Feeds

Sun touts boxed-up data centres

It could have been a contender

Security for virtualized datacentres

Sun has looked to the future and has, we assume, seen that it is metal, and box-shaped.

The company has developed a data centre in-a-box (actually a 20-foot shipping container) that it says can be deployed virtually anywhere, provided there is water and electricity to plug it into.

The idea is that companies will be able to boost their computing capacity, very quickly, by plonking a couple of the pre-configured containers in the company parking lot. Or perhaps in Peckham, which ever is the cheaper option.

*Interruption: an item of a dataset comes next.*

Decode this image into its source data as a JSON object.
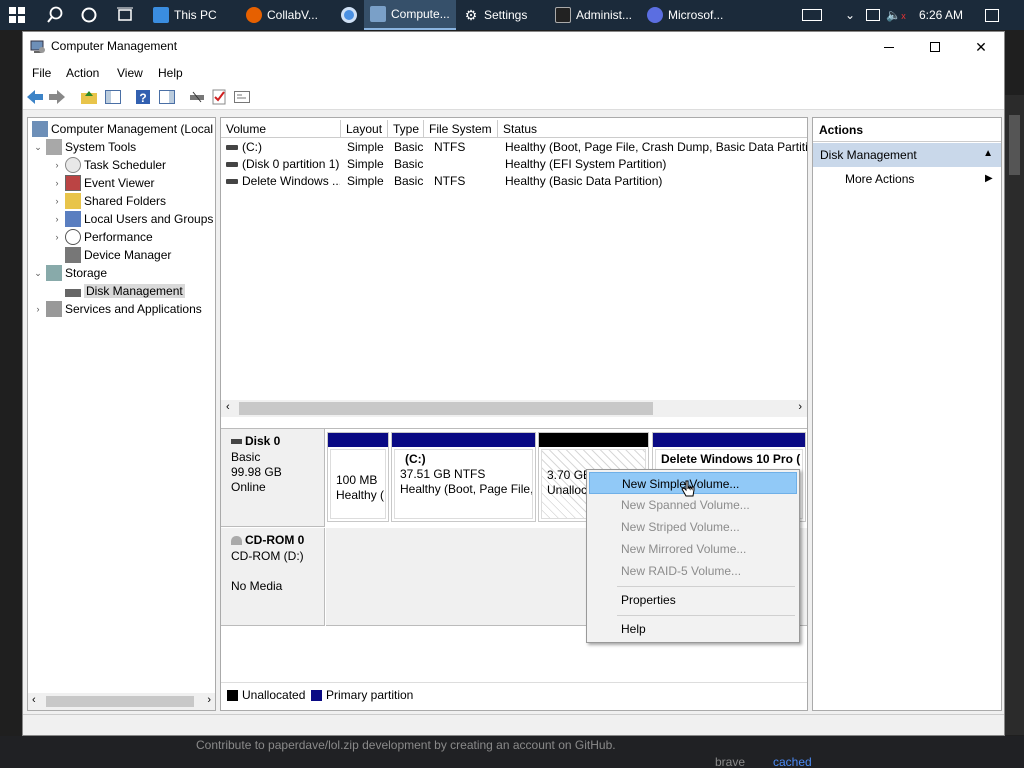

Project Blackbox, as it is known, should be commercially available in the second half of 2007, with a box full of computing power starting from $500,000.

For this princely sum, companies will get about 250 Niagara-powered or x64-based servers, totalling 1.5 petabytes of storage. Power, a net connection, and water for the cooling systems (patent applied for) must be available on site.

Jonathan Schwartz, chief executive of Sun Microsystems told the New York Times: “We are targeting customers who are concerned about saving space, power and getting to market quickly."

The company said that while the system might not be the last word in elegance, the set up takes up around a third of the space, and costs a fifth of the price of the equivalent data centre.

Because it is all pre-configured, it could also reduce installation times by as much as 90 per cent, the company added. ®

New hybrid storage solutions

Whitepapers

Providing a secure and efficient Helpdesk
A single remote control platform for user support is be key to providing an efficient helpdesk. Retain full control over the way in which screen and keystroke data is transmitted.
Top 5 reasons to deploy VMware with Tegile
Data demand and the rise of virtualization is challenging IT teams to deliver storage performance, scalability and capacity that can keep up, while maximizing efficiency.
Reg Reader Research: SaaS based Email and Office Productivity Tools
Read this Reg reader report which provides advice and guidance for SMBs towards the use of SaaS based email and Office productivity tools.
Security for virtualized datacentres
Legacy security solutions are inefficient due to the architectural differences between physical and virtual environments.
Secure remote control for conventional and virtual desktops
Balancing user privacy and privileged access, in accordance with compliance frameworks and legislation. Evaluating any potential remote control choice.